Directions for this task » Exact duplicates of all entries are needed.

#### Provided material

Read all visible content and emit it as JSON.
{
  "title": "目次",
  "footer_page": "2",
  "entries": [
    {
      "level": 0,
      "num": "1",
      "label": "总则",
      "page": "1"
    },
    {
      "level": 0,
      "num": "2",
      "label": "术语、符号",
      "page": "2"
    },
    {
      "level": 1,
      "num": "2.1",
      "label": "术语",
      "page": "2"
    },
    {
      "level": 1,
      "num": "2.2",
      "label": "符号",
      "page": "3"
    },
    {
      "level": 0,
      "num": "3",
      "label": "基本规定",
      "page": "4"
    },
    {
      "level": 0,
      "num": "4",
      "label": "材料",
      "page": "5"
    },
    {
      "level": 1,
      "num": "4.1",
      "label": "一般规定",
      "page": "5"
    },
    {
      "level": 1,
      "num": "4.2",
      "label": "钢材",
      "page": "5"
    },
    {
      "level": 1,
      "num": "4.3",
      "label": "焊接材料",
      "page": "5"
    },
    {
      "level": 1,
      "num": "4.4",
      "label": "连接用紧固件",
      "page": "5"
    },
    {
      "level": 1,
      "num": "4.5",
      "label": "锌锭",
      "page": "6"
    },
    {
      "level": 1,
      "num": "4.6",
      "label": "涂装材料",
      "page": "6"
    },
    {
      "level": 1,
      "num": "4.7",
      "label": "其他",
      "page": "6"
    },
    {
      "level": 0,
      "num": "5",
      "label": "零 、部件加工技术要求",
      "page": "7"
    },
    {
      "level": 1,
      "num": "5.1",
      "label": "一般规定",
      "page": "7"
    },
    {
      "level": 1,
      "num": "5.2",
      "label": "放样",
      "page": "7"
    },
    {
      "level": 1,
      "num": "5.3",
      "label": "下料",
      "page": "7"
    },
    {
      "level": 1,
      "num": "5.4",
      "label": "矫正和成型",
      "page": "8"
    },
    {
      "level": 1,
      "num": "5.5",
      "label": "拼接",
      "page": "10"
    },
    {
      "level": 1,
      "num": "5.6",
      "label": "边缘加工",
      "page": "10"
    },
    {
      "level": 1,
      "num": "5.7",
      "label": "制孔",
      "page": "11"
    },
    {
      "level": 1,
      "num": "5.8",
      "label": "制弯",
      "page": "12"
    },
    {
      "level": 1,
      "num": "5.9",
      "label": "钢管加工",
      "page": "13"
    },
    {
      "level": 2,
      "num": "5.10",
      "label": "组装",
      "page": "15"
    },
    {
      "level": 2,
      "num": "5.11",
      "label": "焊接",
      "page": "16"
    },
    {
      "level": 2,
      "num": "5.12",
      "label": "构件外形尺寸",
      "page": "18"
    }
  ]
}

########

Response »
Read all visible content and emit it as JSON.
{
  "title": "目次",
  "footer_page": "2",
  "entries": [
    {
      "level": 0,
      "num": "1",
      "label": "总则",
      "page": "1"
    },
    {
      "level": 0,
      "num": "2",
      "label": "术语、符号",
      "page": "2"
    },
    {
      "level": 1,
      "num": "2.1",
      "label": "术语",
      "page": "2"
    },
    {
      "level": 1,
      "num": "2.2",
      "label": "符号",
      "page": "3"
    },
    {
      "level": 0,
      "num": "3",
      "label": "基本规定",
      "page": "4"
    },
    {
      "level": 0,
      "num": "4",
      "label": "材料",
      "page": "5"
    },
    {
      "level": 1,
      "num": "4.1",
      "label": "一般规定",
      "page": "5"
    },
    {
      "level": 1,
      "num": "4.2",
      "label": "钢材",
      "page": "5"
    },
    {
      "level": 1,
      "num": "4.3",
      "label": "焊接材料",
      "page": "5"
    },
    {
      "level": 1,
      "num": "4.4",
      "label": "连接用紧固件",
      "page": "5"
    },
    {
      "level": 1,
      "num": "4.5",
      "label": "锌锭",
      "page": "6"
    },
    {
      "level": 1,
      "num": "4.6",
      "label": "涂装材料",
      "page": "6"
    },
    {
      "level": 1,
      "num": "4.7",
      "label": "其他",
      "page": "6"
    },
    {
      "level": 0,
      "num": "5",
      "label": "零 、部件加工技术要求",
      "page": "7"
    },
    {
      "level": 1,
      "num": "5.1",
      "label": "一般规定",
      "page": "7"
    },
    {
      "level": 1,
      "num": "5.2",
      "label": "放样",
      "page": "7"
    },
    {
      "level": 1,
      "num": "5.3",
      "label": "下料",
      "page": "7"
    },
    {
      "level": 1,
      "num": "5.4",
      "label": "矫正和成型",
      "page": "8"
    },
    {
      "level": 1,
      "num": "5.5",
      "label": "拼接",
      "page": "10"
    },
    {
      "level": 1,
      "num": "5.6",
      "label": "边缘加工",
      "page": "10"
    },
    {
      "level": 1,
      "num": "5.7",
      "label": "制孔",
      "page": "11"
    },
    {
      "level": 1,
      "num": "5.8",
      "label": "制弯",
      "page": "12"
    },
    {
      "level": 1,
      "num": "5.9",
      "label": "钢管加工",
      "page": "13"
    },
    {
      "level": 2,
      "num": "5.10",
      "label": "组装",
      "page": "15"
    },
    {
      "level": 2,
      "num": "5.11",
      "label": "焊接",
      "page": "16"
    },
    {
      "level": 2,
      "num": "5.12",
      "label": "构件外形尺寸",
      "page": "18"
    }
  ]
}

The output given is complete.